I’m curious about how does the
Aff compare to them? How asynchronous is
Promises or callbacks. The big difference between
Promise is that a
Promise is started as soon as it’s defined, while an
Aff isn’t started until you call
runAff or something similar.
On the side, parallel computing is a completely separate thing, where you make use of multiple cores to run multiple threads at the same time. That might be useful for some heavy data processing or something like that where CPU is actually the bottleneck. Somebody else is going to have to chime in on if/how
Aff can be used for parallel computing. I’m pretty sure it’s possible in node, and not possible in the browser. I doubt that it’s the default for node, and would expect you have to do something to enable running code in parallel.
Because I was curious too, at one point in time, I tried to visualize the control flow of
Aff is in the same space as Promises, but with additional support for cancellation (async exceptions) and resource management (
bracket). It’s cooperative multi-tasking which yields on async constructors (
For node specifically, you can try https://github.com/natefaubion/purescript-node-workerbees which is a bit of hack, but really convenient. I used workerbees in
purs-tidy to distribute formatting multiple files over several actual threads.
So how do Web Workers (Using Web Workers - Web APIs | MDN) fit into that? The MDN manual claims that
Worker interface spawns real OS-level threads
and although their capabilities are limited, I’m pretty sure that you can, in fact, do things concurrently, even in the browser (see Worker APIs; for instance, you cannot access the DOM and you have to run the script from URL, so no “arbitrary forking”). I understand there is no library on Pursuit wrapping this API?
Edit: oh, I see, there is purescript-workly - Pursuit, I should check that.
Ah, yep, I stand corrected. I’ve never used Web Workers but that does indeed seem to let you run multiple parallel threads when running in a browser.
To launch a worker thread you actually supply it with a URI of JS script file (or you may pass to it
data: encoded source). You can interact with workers using standard messages.
In a real web app scenario, one of the ways to use it can be powered by a bundler: it will bundle the worker-related code, and while runtime it will initialize the worker and provide standard async api to interact with it for example using
Promises (which can be then converted to Aff and used within PS main thread). For webpack for example there is a loader. So in this case you’ll have to have some intermediate thin FFI layer between the main thread app and the worker app, but it all should be straightforward.
What does it mean to yield on async constructor?
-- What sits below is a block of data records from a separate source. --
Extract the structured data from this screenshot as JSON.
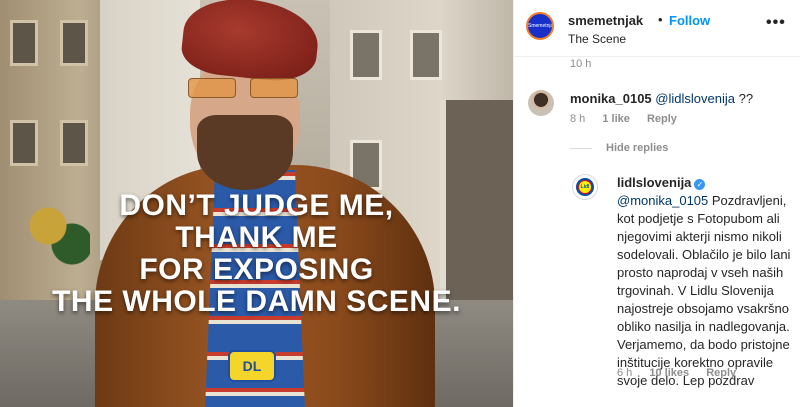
{
  "photo": {
    "headline_lines": [
      "DON’T JUDGE ME,",
      "THANK ME",
      "FOR EXPOSING",
      "THE WHOLE DAMN SCENE."
    ],
    "sweater_patch": "DL"
  },
  "post_header": {
    "avatar_text": "Smemetnjak",
    "username": "smemetnjak",
    "separator": "•",
    "follow_label": "Follow",
    "location": "The Scene",
    "more_icon": "more-horizontal-icon"
  },
  "previous_time": "10 h",
  "comments": [
    {
      "username": "monika_0105",
      "mention": "@lidlslovenija",
      "text": " ??",
      "time": "8 h",
      "likes": "1 like",
      "reply_label": "Reply"
    }
  ],
  "hide_replies_label": "Hide replies",
  "reply": {
    "username": "lidlslovenija",
    "verified_icon": "verified-badge-icon",
    "verified_glyph": "✓",
    "mention": "@monika_0105",
    "logo_text": "Lidl",
    "text": "Pozdravljeni, kot podjetje s Fotopubom ali njegovimi akterji nismo nikoli sodelovali. Oblačilo je bilo lani prosto naprodaj v vseh naših trgovinah. V Lidlu Slovenija najostreje obsojamo vsakršno obliko nasilja in nadlegovanja. Verjamemo, da bodo pristojne inštitucije korektno opravile svoje delo. Lep pozdrav",
    "time": "6 h",
    "likes": "10 likes",
    "reply_label": "Reply"
  },
  "colors": {
    "link_blue": "#0095f6",
    "mention_blue": "#00376b",
    "muted": "#8e8e8e",
    "verified": "#3897f0"
  }
}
For instance, how can I reason about programs like:
someFunc :: Aff Unit
someFunc = do
ref <- liftEffect $ Ref.new 0
fiber <- forkAff do
liftEffect $ Ref.write 1 ref
liftEffect $ Ref.write 2 ref
-- joinFiber fiber
liftEffect $ Ref.read ref >>= logShow
What is the output of the program above and how does it depend on
It’s “implementation defined”. Since it’s forked, you should reason about it as if they are truly concurrent, even if there are implementation details that may define a specific ordering on a single threaded runtime. If you need ordering guarantees you should be using something like
AVar, otherwise you will be writing very difficult to debug code that is susceptible to race conditions.
In reality, the current Aff interpreter will greedily evaluate all
Effect code in a fiber (via
liftEffect). That is, an
Aff that is only comprised of synchronous Effect code, will run synchronously (
liftEffect a *> liftEffect b = liftEffect (a *> b). When it hits an async barrier (anything constructed via
makeAff), it will defer to the JS runtime, just like any other callback oriented code in JS.
Thanks! So any synchronous
Effectful function executed in a context of
Aff is “guaranteed” to be executed in one shot to completion, not interleaved with another function?
One synchronous thing at a time is how the js engine works.